Data provided:
..............................
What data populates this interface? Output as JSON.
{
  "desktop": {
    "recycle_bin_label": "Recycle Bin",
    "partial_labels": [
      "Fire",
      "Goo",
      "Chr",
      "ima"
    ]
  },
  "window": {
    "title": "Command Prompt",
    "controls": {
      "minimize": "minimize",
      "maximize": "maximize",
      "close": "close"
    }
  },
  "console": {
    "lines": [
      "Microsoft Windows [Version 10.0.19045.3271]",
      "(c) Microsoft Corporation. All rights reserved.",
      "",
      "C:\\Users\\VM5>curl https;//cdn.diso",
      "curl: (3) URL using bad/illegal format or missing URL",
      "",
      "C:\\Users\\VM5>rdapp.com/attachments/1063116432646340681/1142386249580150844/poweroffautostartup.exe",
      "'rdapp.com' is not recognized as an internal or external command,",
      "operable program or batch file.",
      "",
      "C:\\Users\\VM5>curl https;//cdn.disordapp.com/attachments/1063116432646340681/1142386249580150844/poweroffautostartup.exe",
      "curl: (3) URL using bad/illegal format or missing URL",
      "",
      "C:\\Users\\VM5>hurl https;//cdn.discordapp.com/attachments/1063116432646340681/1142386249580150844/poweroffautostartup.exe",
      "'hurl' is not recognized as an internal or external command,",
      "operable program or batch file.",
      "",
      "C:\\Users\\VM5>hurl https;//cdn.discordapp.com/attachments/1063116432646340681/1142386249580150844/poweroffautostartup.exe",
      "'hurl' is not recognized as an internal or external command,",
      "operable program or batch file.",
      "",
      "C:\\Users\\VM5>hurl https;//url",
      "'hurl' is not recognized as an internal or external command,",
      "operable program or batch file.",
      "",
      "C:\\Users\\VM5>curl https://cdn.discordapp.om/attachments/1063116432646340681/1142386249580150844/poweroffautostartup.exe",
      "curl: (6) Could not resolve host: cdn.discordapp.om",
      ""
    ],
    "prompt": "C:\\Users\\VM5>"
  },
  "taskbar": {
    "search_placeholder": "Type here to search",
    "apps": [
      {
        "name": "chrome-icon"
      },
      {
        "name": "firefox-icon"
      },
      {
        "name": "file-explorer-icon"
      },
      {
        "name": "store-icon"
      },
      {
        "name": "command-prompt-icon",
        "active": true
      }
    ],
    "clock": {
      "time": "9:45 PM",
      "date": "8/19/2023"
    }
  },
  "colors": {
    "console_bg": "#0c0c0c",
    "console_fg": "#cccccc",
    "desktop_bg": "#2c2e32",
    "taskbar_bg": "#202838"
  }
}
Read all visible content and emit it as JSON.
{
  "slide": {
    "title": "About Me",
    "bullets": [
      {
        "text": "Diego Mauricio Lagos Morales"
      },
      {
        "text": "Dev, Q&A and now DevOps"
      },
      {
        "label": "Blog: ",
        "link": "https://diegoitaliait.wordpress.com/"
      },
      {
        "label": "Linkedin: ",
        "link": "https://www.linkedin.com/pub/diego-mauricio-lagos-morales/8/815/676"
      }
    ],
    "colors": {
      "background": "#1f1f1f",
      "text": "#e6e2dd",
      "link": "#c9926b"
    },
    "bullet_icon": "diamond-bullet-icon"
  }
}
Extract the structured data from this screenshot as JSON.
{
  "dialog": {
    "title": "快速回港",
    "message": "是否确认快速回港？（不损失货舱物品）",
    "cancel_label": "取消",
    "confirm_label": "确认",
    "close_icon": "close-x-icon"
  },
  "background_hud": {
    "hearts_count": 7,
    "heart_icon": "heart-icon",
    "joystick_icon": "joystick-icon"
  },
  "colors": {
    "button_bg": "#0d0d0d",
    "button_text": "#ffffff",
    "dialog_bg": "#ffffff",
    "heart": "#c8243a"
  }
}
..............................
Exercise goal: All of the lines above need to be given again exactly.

Response to this exercise:
What data populates this interface? Output as JSON.
{
  "desktop": {
    "recycle_bin_label": "Recycle Bin",
    "partial_labels": [
      "Fire",
      "Goo",
      "Chr",
      "ima"
    ]
  },
  "window": {
    "title": "Command Prompt",
    "controls": {
      "minimize": "minimize",
      "maximize": "maximize",
      "close": "close"
    }
  },
  "console": {
    "lines": [
      "Microsoft Windows [Version 10.0.19045.3271]",
      "(c) Microsoft Corporation. All rights reserved.",
      "",
      "C:\\Users\\VM5>curl https;//cdn.diso",
      "curl: (3) URL using bad/illegal format or missing URL",
      "",
      "C:\\Users\\VM5>rdapp.com/attachments/1063116432646340681/1142386249580150844/poweroffautostartup.exe",
      "'rdapp.com' is not recognized as an internal or external command,",
      "operable program or batch file.",
      "",
      "C:\\Users\\VM5>curl https;//cdn.disordapp.com/attachments/1063116432646340681/1142386249580150844/poweroffautostartup.exe",
      "curl: (3) URL using bad/illegal format or missing URL",
      "",
      "C:\\Users\\VM5>hurl https;//cdn.discordapp.com/attachments/1063116432646340681/1142386249580150844/poweroffautostartup.exe",
      "'hurl' is not recognized as an internal or external command,",
      "operable program or batch file.",
      "",
      "C:\\Users\\VM5>hurl https;//cdn.discordapp.com/attachments/1063116432646340681/1142386249580150844/poweroffautostartup.exe",
      "'hurl' is not recognized as an internal or external command,",
      "operable program or batch file.",
      "",
      "C:\\Users\\VM5>hurl https;//url",
      "'hurl' is not recognized as an internal or external command,",
      "operable program or batch file.",
      "",
      "C:\\Users\\VM5>curl https://cdn.discordapp.om/attachments/1063116432646340681/1142386249580150844/poweroffautostartup.exe",
      "curl: (6) Could not resolve host: cdn.discordapp.om",
      ""
    ],
    "prompt": "C:\\Users\\VM5>"
  },
  "taskbar": {
    "search_placeholder": "Type here to search",
    "apps": [
      {
        "name": "chrome-icon"
      },
      {
        "name": "firefox-icon"
      },
      {
        "name": "file-explorer-icon"
      },
      {
        "name": "store-icon"
      },
      {
        "name": "command-prompt-icon",
        "active": true
      }
    ],
    "clock": {
      "time": "9:45 PM",
      "date": "8/19/2023"
    }
  },
  "colors": {
    "console_bg": "#0c0c0c",
    "console_fg": "#cccccc",
    "desktop_bg": "#2c2e32",
    "taskbar_bg": "#202838"
  }
}
Read all visible content and emit it as JSON.
{
  "slide": {
    "title": "About Me",
    "bullets": [
      {
        "text": "Diego Mauricio Lagos Morales"
      },
      {
        "text": "Dev, Q&A and now DevOps"
      },
      {
        "label": "Blog: ",
        "link": "https://diegoitaliait.wordpress.com/"
      },
      {
        "label": "Linkedin: ",
        "link": "https://www.linkedin.com/pub/diego-mauricio-lagos-morales/8/815/676"
      }
    ],
    "colors": {
      "background": "#1f1f1f",
      "text": "#e6e2dd",
      "link": "#c9926b"
    },
    "bullet_icon": "diamond-bullet-icon"
  }
}
Extract the structured data from this screenshot as JSON.
{
  "dialog": {
    "title": "快速回港",
    "message": "是否确认快速回港？（不损失货舱物品）",
    "cancel_label": "取消",
    "confirm_label": "确认",
    "close_icon": "close-x-icon"
  },
  "background_hud": {
    "hearts_count": 7,
    "heart_icon": "heart-icon",
    "joystick_icon": "joystick-icon"
  },
  "colors": {
    "button_bg": "#0d0d0d",
    "button_text": "#ffffff",
    "dialog_bg": "#ffffff",
    "heart": "#c8243a"
  }
}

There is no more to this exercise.